Three Disadvantages to Playing the Lottery

Lottery is a game in which players purchase tickets to win a prize. Prizes may be cash, goods or services. Lotteries have been popular for centuries, with early examples including the biblical Book of Numbers and ancient Egyptian drawings of names to determine land ownership. In modern times, state-sponsored lotteries are common throughout the world. In addition to the obvious financial benefits for winners, lottery revenue often supports public projects such as schools and roads.

In the United States, lottery games are regulated by federal and state laws. Lottery games are also promoted as a means of charitable giving, and some states use lotteries to raise funds for specific programs. However, there are three significant disadvantages to playing the lottery:

The odds of winning a large prize in a lottery are extremely low. Unlike other forms of gambling, the odds are not even distributed evenly among all participants.
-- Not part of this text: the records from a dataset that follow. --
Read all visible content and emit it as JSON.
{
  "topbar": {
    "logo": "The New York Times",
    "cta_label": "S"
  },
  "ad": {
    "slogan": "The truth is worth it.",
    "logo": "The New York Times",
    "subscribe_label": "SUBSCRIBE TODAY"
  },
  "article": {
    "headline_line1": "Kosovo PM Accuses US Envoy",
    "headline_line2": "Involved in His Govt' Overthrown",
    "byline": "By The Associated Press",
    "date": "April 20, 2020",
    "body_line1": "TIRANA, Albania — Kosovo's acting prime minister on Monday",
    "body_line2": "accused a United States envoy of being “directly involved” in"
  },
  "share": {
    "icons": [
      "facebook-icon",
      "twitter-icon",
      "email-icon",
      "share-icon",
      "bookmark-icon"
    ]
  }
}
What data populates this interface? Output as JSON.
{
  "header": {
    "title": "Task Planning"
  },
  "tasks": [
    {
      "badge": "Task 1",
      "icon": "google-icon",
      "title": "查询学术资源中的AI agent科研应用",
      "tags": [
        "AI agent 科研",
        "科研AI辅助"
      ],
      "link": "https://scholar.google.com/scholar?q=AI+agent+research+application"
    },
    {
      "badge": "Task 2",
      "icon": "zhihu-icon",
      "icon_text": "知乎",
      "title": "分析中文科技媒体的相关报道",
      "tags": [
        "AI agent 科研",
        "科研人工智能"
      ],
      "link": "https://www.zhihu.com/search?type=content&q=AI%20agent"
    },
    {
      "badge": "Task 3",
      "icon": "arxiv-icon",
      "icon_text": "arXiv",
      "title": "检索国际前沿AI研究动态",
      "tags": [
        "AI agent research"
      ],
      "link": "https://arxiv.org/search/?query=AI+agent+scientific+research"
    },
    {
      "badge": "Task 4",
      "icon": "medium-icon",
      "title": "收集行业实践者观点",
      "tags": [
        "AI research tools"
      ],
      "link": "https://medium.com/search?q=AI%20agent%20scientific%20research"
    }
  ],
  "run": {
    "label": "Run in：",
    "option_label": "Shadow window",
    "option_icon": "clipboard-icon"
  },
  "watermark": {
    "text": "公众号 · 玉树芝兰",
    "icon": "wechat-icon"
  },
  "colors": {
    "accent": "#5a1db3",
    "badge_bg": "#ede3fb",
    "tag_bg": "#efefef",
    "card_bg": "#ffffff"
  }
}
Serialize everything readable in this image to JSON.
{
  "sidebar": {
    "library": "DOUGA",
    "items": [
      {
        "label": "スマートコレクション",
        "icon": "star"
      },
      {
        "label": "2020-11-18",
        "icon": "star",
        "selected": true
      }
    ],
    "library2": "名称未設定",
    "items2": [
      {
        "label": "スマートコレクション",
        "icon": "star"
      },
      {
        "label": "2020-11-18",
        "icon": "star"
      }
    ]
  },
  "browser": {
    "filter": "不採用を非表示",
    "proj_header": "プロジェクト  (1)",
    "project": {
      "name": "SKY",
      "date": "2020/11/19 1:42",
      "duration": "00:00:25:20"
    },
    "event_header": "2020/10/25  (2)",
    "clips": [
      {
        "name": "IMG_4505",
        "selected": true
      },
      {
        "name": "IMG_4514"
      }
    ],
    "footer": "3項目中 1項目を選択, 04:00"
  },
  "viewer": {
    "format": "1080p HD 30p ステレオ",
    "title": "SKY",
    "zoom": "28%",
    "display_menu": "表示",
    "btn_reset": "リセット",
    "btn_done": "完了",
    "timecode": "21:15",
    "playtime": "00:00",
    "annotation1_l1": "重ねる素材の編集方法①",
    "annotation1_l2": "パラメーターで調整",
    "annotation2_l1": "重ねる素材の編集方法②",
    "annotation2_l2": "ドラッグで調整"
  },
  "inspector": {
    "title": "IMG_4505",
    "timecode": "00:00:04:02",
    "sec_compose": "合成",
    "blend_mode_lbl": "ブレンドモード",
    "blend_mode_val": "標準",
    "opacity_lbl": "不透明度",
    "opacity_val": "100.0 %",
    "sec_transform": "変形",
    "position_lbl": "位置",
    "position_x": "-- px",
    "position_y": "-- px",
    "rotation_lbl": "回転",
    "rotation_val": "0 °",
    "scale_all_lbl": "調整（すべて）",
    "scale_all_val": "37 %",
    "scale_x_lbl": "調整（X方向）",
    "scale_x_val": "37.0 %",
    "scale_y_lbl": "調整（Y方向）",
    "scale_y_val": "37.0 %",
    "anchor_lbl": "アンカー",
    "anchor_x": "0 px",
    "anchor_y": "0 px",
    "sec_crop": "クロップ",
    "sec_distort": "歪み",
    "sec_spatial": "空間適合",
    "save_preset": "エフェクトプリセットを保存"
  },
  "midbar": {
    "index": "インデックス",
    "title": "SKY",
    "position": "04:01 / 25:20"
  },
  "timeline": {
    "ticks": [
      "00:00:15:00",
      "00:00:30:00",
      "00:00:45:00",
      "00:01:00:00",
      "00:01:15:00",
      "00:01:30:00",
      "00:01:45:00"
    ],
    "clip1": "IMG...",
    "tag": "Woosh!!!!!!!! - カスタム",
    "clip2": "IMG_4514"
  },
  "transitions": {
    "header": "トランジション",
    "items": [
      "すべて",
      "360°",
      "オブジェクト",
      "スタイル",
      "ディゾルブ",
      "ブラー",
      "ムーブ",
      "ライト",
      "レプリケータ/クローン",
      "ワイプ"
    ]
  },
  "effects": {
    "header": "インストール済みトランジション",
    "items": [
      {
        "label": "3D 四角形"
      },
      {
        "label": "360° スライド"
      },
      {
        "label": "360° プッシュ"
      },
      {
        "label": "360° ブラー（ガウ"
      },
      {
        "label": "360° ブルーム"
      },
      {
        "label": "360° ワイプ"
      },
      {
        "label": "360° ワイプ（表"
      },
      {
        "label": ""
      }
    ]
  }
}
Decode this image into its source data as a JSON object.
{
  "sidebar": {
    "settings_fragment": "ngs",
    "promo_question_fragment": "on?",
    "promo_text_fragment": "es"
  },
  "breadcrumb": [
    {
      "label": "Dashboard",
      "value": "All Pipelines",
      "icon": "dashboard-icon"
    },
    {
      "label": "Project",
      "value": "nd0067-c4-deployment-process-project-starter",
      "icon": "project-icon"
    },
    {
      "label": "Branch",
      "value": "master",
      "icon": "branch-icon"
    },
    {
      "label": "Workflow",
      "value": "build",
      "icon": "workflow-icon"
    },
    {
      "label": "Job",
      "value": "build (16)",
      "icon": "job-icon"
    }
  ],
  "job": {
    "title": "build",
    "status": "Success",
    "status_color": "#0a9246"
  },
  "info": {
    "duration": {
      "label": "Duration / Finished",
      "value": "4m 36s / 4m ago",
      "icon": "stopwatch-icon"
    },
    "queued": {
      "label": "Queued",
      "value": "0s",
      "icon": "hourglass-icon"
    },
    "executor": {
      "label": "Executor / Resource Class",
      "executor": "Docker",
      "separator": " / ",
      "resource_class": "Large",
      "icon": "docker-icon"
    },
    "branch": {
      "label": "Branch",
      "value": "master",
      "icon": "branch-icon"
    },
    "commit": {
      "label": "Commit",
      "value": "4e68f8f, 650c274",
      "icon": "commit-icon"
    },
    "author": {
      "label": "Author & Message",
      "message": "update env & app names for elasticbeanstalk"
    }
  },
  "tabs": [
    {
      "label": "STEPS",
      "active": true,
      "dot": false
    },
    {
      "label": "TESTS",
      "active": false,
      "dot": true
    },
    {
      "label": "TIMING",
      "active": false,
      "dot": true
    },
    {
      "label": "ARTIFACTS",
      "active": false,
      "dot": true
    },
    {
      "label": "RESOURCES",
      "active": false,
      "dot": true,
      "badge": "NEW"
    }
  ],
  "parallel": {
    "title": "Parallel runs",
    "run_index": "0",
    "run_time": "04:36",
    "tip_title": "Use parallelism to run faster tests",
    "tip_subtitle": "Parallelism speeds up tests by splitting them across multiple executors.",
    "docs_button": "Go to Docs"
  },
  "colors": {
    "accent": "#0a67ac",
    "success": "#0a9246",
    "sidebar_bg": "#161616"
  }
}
In fact, the odds of winning the jackpot for a multi-state lottery are 1 in 13.2 billion.

Lotteries are also unpopular with many people. This is due to the fact that winning a large prize in a lottery requires substantial amounts of money, which are often spent recklessly. In some cases, this has led to criminal behavior or suicide. For example, a man who won $1 million in the Michigan Mega Millions lottery was found dead of cyanide poisoning the following year.

Some states have banned the practice, while others endorse it and organize state-sponsored lotteries. Regardless of the legality, lotteries have a long history and are widely used as a method of fundraising. They were used to finance the establishment of the first English colonies in America and have been used to fund public works such as paving streets, building wharves, and constructing buildings at Harvard and Yale. George Washington sponsored a lottery in 1768 to fund construction of a road across the Blue Ridge Mountains.

In the US, state-sponsored lotteries are legal in 37 states and the District of Columbia. They are generally run by public corporations that sell tickets and collect the stakes, often through a network of agents. A percentage of the proceeds are allocated to the state or sponsor, and the rest is available to prize winners. In order to ensure that prize money is distributed fairly, most lotteries divide tickets into fractions, such as tenths, and allow only small stakes to be placed on these fractions.

The first modern state lottery began in New Hampshire in 1964, and since then, the majority of states have adopted them. The arguments for and against state lotteries have followed a similar pattern: the state establishes a monopoly for itself; hires a public corporation to run it (as opposed to licensing a private firm in return for a share of the profits); begins operations with a modest number of relatively simple games; and, under pressure from voters and politicians seeking more tax revenues, progressively expands its operations. The expansion has often been driven by a desire to compete with other forms of gambling, such as casinos and sports betting.